[0146] As described above, in the above-described embodiments, employment of a user interface which can produce mechanical reactive forces enables selection of a desired selection item from among a plurality of items through analog input operation, such as sliding, circulating, rotating, and so forth. This structure can overcome the drawbacks of a touch-panel method, that is, lack of operating feeling, attributed to its simple two-way operation of either pressing or not.

[0147] In addition, as an operation member is provided within a display region, that is, in a display screen, less movement of a user's sight line is required of the user while operating the device following an image displayed. This can minimize strain imposed on the user's eyesight.

[0148] It should be noted that although a liquid crystal panel is used as a display screen 4 in the above, the present invention is not limited to an LCD and any thin screen display means, including plasma, LED, and laser, may be applicable.

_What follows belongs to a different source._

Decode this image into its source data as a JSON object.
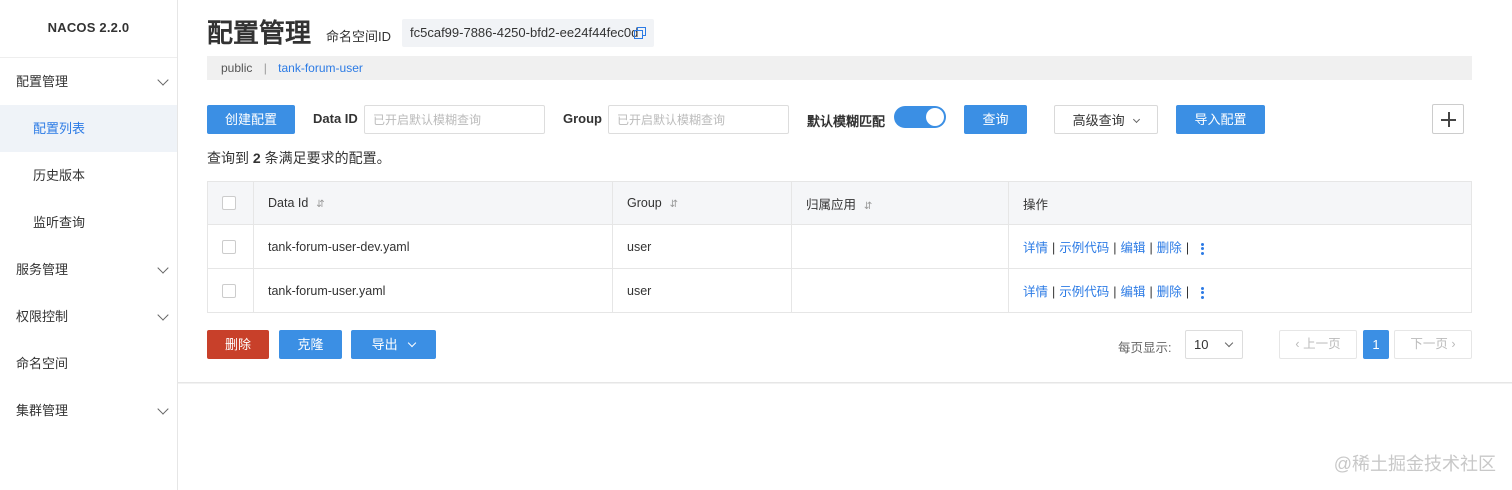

[0149] It should also be noted that although a copying machine is described as an example of an information processing device in the above, the present invention is not limited to this application and may be applicable to an input device for a vehicle navigation device. In this case, the user interface device can additionally be used for volume control and/or selection of broadcasting stations for audio devices as the display screen is usable not only for presentation of maps but also as an input screen for audio, CD, and AV devices.

[0150] The present user interface device is also usable, when formed in a smaller size, as an input device for portable phones, PDAs, and mobile devices. In addition, one display screen may have two or more operation members. The position of an operation member is not limited to the substantial center and the operation member may be mounted anywhere in the display screen.